Copy out, from the data below, each line in which the word "position" occurs.

[Extracted records]
[Start of Attachment]

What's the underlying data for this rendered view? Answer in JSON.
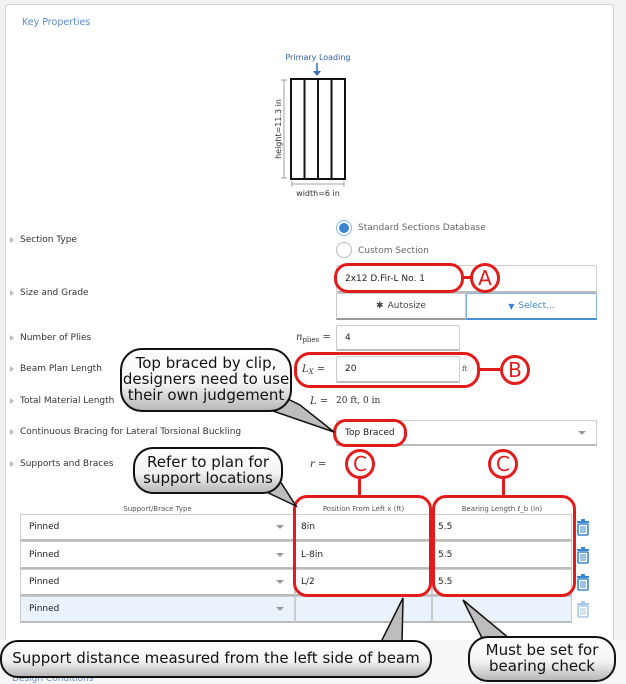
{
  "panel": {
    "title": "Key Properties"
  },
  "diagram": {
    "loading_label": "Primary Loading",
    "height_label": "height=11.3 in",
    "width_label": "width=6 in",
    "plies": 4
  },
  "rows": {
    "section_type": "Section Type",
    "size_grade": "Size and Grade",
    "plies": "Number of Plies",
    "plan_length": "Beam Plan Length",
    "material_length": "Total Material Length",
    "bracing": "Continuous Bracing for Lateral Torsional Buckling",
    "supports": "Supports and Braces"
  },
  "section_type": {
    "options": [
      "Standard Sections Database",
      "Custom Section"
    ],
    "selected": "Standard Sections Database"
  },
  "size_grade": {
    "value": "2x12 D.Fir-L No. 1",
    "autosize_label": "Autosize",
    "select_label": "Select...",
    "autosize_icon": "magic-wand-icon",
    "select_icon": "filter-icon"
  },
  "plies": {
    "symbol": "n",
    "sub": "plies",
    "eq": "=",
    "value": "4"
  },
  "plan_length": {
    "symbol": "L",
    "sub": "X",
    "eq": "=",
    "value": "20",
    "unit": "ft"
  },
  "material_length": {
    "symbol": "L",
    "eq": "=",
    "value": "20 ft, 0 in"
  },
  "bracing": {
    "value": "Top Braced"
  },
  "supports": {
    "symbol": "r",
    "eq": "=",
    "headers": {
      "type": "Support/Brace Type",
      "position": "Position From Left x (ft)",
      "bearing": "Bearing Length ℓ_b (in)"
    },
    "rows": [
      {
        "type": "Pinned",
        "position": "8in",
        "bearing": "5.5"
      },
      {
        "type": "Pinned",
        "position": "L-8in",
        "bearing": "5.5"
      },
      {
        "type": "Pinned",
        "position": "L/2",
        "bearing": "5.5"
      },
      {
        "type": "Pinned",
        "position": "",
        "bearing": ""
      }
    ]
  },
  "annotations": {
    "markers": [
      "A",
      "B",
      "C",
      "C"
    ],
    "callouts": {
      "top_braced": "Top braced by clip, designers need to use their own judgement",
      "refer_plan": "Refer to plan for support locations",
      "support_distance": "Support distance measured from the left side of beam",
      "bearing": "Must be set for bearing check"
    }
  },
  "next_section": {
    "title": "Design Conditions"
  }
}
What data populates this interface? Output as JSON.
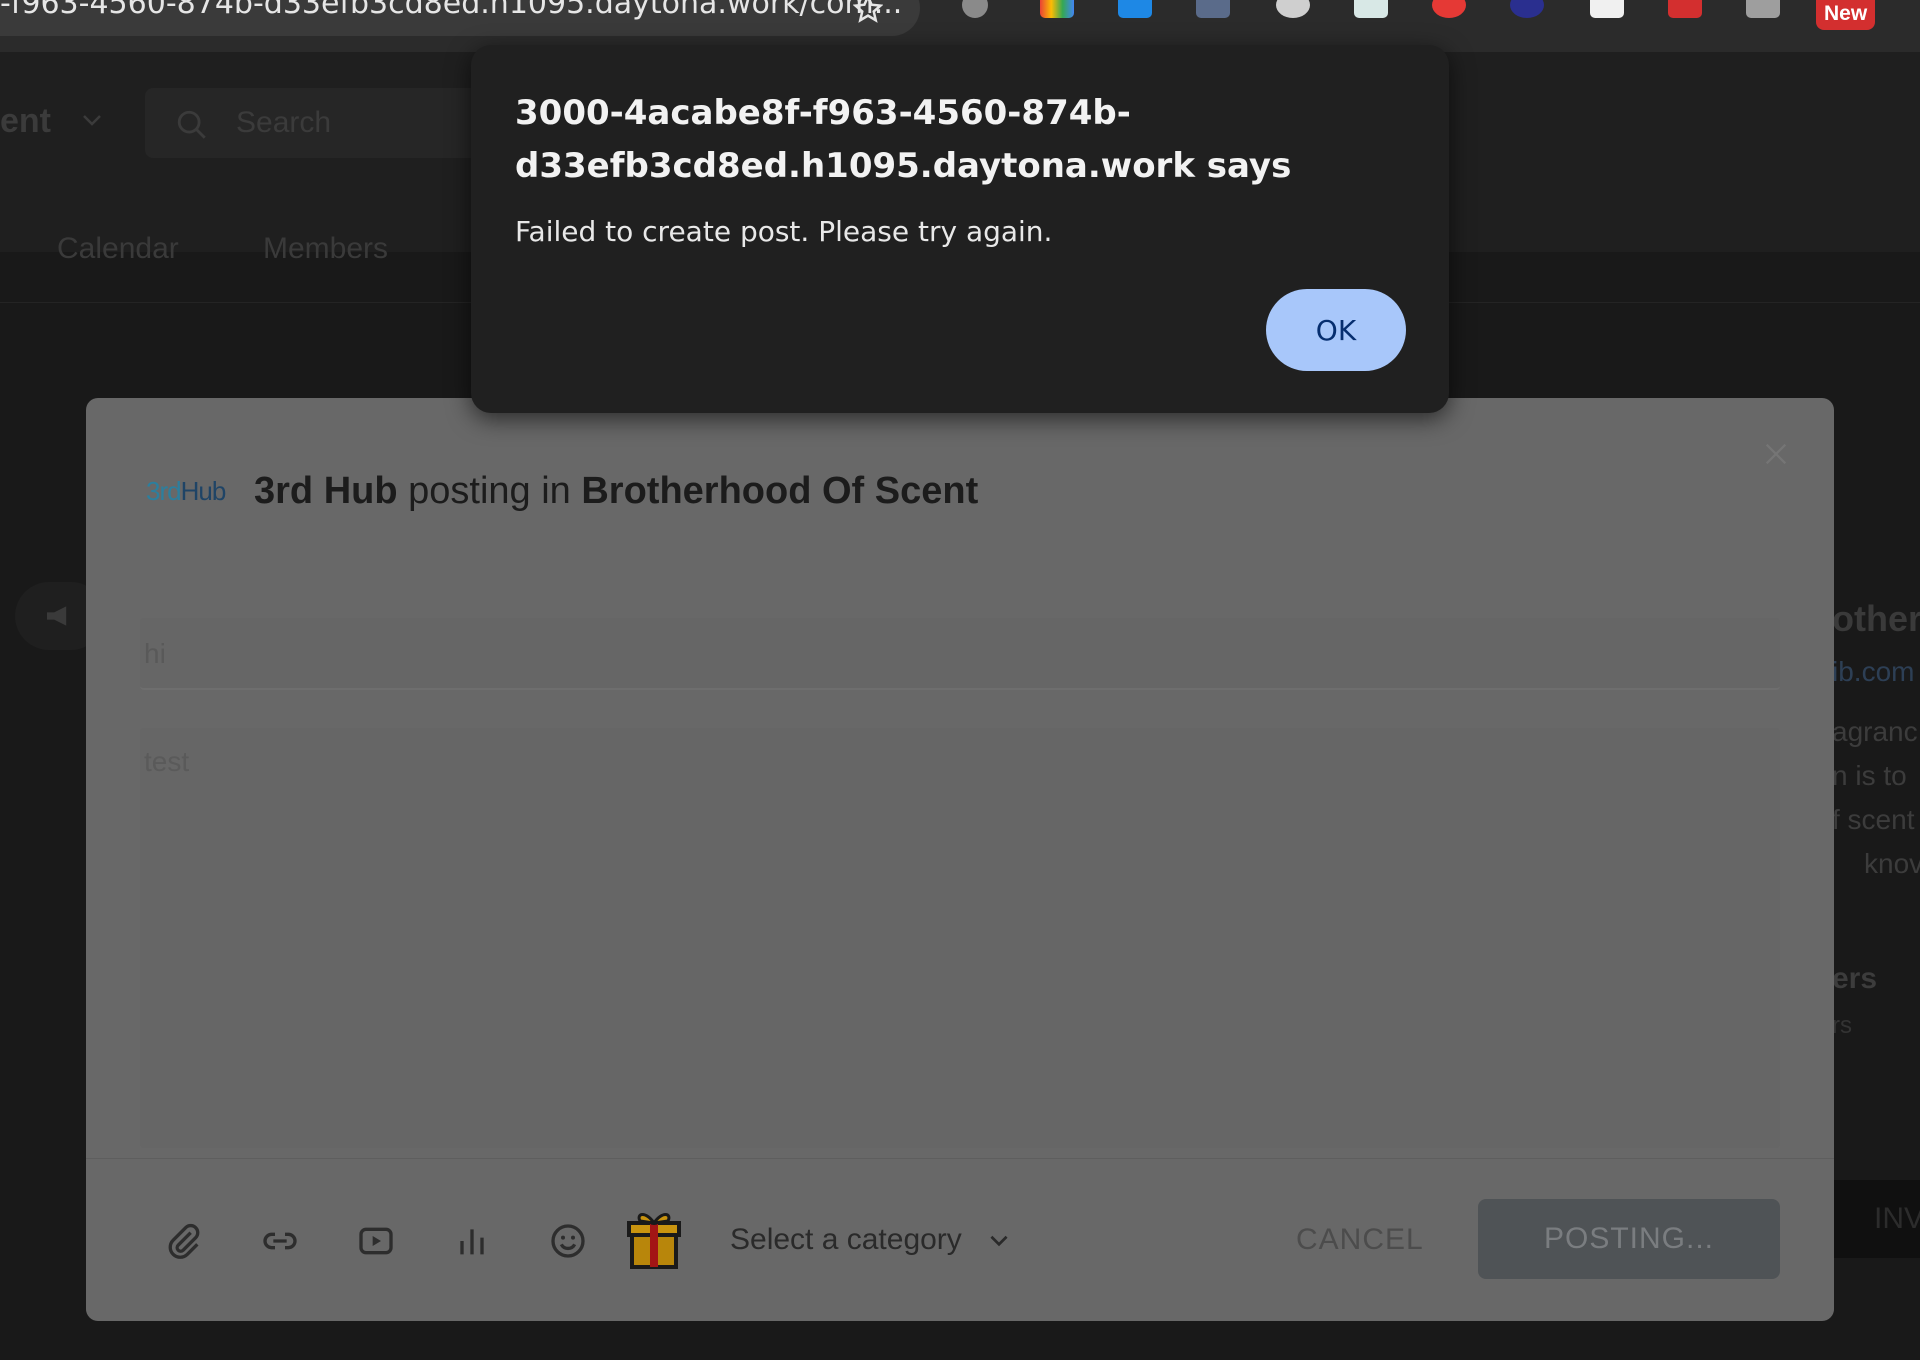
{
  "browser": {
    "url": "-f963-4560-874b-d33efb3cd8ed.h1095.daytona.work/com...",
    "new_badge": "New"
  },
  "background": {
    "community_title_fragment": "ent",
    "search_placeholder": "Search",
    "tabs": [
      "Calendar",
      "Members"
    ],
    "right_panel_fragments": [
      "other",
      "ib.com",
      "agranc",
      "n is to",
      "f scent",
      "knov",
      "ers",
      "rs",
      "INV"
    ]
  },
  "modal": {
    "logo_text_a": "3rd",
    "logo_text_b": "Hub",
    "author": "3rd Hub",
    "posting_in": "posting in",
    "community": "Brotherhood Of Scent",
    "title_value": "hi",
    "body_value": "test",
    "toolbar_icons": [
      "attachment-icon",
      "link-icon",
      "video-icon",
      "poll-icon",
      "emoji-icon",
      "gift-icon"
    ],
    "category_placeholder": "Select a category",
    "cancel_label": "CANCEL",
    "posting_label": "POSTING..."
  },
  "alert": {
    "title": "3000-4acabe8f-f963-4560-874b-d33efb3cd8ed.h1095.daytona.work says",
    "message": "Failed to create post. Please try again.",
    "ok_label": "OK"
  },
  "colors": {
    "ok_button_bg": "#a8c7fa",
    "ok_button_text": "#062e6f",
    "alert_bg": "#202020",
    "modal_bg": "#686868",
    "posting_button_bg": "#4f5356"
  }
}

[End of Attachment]
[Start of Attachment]

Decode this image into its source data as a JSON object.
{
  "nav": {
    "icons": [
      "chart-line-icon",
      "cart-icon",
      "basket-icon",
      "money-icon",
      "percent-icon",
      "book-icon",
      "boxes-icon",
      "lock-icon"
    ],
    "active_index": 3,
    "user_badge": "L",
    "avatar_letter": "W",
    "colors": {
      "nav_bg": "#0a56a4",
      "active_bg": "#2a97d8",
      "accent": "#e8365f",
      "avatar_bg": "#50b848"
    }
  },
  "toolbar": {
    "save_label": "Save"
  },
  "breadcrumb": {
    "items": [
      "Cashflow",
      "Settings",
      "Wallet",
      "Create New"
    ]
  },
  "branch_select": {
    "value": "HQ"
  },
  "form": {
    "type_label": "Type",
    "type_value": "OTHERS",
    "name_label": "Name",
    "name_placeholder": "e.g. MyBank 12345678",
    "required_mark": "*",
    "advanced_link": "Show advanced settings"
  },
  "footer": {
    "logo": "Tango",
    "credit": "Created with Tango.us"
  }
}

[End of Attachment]
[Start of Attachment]

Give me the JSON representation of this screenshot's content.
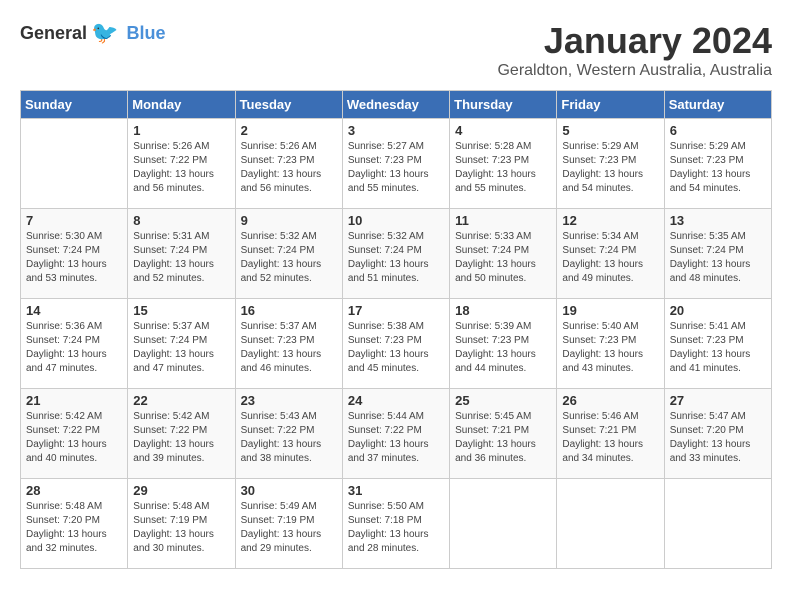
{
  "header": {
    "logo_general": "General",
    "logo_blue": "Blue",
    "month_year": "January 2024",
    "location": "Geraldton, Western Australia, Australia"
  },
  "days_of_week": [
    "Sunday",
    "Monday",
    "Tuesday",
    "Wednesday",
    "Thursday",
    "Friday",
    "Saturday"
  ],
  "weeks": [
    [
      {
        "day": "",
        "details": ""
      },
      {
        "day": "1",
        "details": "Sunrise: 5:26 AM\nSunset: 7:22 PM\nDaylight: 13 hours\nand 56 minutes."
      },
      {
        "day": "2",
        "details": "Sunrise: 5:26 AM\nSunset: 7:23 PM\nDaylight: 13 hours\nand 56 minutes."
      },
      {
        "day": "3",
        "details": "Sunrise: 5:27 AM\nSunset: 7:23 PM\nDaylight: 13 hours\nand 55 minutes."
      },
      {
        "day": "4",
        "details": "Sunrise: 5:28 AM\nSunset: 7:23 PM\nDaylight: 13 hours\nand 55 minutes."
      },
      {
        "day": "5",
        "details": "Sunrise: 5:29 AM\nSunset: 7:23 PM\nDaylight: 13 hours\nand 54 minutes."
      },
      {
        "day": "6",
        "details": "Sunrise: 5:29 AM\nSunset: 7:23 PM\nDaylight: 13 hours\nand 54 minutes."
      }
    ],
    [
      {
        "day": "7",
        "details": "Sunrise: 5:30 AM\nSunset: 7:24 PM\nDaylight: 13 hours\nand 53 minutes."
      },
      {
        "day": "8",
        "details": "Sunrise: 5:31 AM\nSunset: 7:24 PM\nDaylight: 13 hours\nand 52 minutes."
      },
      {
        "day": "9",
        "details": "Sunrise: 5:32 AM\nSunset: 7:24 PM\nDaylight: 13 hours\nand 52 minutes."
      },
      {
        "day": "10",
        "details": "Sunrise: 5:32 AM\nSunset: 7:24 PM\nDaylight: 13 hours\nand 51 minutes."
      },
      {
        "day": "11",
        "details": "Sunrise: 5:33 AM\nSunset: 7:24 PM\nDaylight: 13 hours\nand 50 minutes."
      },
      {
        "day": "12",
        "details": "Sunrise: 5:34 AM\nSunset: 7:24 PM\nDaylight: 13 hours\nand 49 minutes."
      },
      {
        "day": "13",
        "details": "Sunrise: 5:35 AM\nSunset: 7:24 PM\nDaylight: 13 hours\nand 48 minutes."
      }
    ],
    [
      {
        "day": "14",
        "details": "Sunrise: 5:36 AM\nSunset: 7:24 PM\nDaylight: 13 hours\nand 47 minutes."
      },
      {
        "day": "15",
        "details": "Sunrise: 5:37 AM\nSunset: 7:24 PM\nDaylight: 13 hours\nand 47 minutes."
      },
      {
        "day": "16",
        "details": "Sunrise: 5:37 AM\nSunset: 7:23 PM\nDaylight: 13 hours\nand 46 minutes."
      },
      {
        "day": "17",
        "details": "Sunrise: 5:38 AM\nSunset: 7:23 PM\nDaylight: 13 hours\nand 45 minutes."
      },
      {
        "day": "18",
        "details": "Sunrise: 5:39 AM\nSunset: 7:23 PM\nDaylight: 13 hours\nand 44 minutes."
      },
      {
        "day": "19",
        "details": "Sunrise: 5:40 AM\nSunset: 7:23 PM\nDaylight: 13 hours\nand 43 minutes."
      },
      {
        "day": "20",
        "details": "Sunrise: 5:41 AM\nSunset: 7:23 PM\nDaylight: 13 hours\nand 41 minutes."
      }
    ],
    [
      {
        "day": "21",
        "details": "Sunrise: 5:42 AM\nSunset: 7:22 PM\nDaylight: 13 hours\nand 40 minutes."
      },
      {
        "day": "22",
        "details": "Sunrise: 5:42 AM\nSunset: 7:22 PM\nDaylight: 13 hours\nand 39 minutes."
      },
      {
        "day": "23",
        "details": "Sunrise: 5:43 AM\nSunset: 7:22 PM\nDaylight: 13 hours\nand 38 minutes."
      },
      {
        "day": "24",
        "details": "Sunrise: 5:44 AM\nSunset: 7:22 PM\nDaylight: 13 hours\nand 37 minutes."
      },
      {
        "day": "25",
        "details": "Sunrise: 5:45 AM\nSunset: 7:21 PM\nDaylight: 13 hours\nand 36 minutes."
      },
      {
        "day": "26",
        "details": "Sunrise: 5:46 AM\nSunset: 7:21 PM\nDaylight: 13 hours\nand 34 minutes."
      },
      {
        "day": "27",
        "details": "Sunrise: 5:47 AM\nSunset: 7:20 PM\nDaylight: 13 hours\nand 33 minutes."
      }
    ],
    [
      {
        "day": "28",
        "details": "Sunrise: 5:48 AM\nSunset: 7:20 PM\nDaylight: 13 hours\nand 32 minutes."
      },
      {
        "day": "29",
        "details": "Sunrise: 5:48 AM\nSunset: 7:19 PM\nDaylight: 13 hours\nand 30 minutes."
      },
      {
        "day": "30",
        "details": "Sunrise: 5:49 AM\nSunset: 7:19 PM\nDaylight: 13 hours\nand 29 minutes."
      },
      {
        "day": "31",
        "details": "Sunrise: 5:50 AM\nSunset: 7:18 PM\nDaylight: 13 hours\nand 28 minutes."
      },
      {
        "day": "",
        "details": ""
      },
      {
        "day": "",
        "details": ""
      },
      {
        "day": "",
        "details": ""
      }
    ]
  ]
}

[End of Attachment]

• _OUTPUT_:
      "position": "Position From Left x (ft)",
        "position": "8in",
        "position": "L-8in",
        "position": "L/2",
        "position": "",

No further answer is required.